Educational Support Services a Win-Win for NC State CVM Faculty, Students

Emily Ligon stands before a group of 16 faculty members scattered around a lecture hall. An instructional technologist, Lingon is leading the final workshop in a series about getting the most effective use of a course design tool at the NC State College of Veterinary Medicine.

The first slide appears on the screen in front of the room, Fingers tap at open laptops around the room.

Welcome to the future of education at the CVM.

The role of the Educational Support Services team at the college is evolving. Put simply, its focus has changed from assisting with the development of instructional materials to assisting with the development of enhanced instructional techniques. ESS helps faculty design, organize and share course content, and to improve the process of evaluating if students are really absorbing what they need to know and what could improve the learning process.  

To implement this evolving mission, a new management team was put in place last year. ESS Director John Jeon has more than 20 years experience in instructional design and implementation, most recently at Utah State University and the University of Wisconsin. Leigh Jay Temple was recently made the assistant director of the department. Her expertise is with the advanced instructional technology that plays a key role in organizing and delivering course content, and in measuring student performance.

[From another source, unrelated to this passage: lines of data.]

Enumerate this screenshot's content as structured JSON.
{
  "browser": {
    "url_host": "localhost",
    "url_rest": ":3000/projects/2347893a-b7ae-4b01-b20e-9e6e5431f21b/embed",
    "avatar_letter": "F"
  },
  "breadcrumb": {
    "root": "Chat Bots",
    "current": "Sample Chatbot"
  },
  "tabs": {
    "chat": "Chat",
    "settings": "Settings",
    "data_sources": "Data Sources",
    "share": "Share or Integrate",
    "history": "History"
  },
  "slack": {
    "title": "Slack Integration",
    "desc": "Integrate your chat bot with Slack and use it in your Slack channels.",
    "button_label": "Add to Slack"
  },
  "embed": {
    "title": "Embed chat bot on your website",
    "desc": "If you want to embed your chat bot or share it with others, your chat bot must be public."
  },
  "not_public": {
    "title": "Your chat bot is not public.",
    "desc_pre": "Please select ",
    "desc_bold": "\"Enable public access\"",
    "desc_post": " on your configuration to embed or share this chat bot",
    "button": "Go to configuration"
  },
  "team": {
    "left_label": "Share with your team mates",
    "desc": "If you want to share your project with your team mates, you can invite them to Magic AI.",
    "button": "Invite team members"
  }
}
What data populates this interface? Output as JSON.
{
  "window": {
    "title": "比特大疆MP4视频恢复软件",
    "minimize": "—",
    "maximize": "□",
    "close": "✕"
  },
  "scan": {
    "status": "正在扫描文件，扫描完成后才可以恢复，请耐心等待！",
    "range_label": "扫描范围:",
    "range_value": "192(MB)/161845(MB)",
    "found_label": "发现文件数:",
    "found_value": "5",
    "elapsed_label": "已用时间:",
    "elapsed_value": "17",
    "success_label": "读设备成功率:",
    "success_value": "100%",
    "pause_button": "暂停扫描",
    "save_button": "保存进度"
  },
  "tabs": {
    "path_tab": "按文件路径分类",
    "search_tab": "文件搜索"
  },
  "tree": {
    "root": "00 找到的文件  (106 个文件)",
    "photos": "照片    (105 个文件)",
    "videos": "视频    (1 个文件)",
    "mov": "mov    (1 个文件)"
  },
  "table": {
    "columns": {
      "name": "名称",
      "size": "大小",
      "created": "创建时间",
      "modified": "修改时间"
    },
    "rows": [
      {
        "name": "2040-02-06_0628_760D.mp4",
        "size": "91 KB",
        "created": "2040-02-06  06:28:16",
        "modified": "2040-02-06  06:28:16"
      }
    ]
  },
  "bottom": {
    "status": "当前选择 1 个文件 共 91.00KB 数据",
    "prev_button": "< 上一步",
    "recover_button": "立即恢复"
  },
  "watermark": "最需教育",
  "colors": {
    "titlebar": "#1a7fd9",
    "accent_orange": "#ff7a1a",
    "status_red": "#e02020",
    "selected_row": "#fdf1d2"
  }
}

Continuously refining — and modernizing —  how the CVM trains the next generation of veterinarians is a part of the college’s 10-year strategic plan. ESS is a big part of that.

“There’s value in embracing new and better ways of teaching, just as there is in embracing new and better approaches to medicine.” ~Amy Snyder

Amy Snyder is a satisfied customer. The CVM clinical assistant professor wanted to develop a course that introduced principles of accounting for veterinary students so they could incorporate the costs of doing business into their planning? She asked for Ligon’s help with the best approach to presenting the information.

When Snyder began teaching the course, Ligon’s assistance continued. She observed the classes and the two collaborated again, reviewing the results and making adjustments. Snyder is grateful for the continued help.

“The world of education is constantly evolving, just like medicine is evolving,” Snyder said. “There’s value in embracing new and better ways of teaching, just as there is in embracing new and better approaches to medicine.”

Amy Snyder, clinical assistant professor

Recognizing the gap between information students receive and what they retain can be humbling for an educator, said Laura Nelson, CVM associate dean and director of academic affairs. Nelson developed her own teaching style by copying her favorite professors when she was a veterinary student.

“I was teaching the way I was taught, and when you do things that way you can quickly reach the end of your tether,” she said.  

Another faculty member who praises the help available from the ESS team is Megan Jacob, associate professor in clinical microbiology and director of diagnostic laboratories at the CVM.

Megan Jacob, associate professor in clinical microbiology teaches the Infection and Immunity II course to first-year students, which covers types of bacterium and fungus and infectious diseases that the students won’t directly deal with again until their third year. Her mission is finding ways to teach the content effectively enough that they will be able to recall what they need to know two years later.

Ligon is working with Jacob to find ways to reorganize how the content is covered and restructure lectures.

With her help I’m translating what I’ve learned about the principles of good teaching practices into practical application,” Jacob said. “It not only helps the students, it helps me keep my own internal spark for teaching.”

Dealing with real-world problems like those described by Snyder and Jacob is what ESS professionals like Ligon are here to do.  

“I once worked with someone who was very resistant to making changes in his approach to teaching,” said Ligon. “It took eight months to bring him around, but then he embraced it wholeheartedly. His students embraced it, too, and it made his teaching life much easier.”

~Steve Volstad/NC State Veterinary Medicine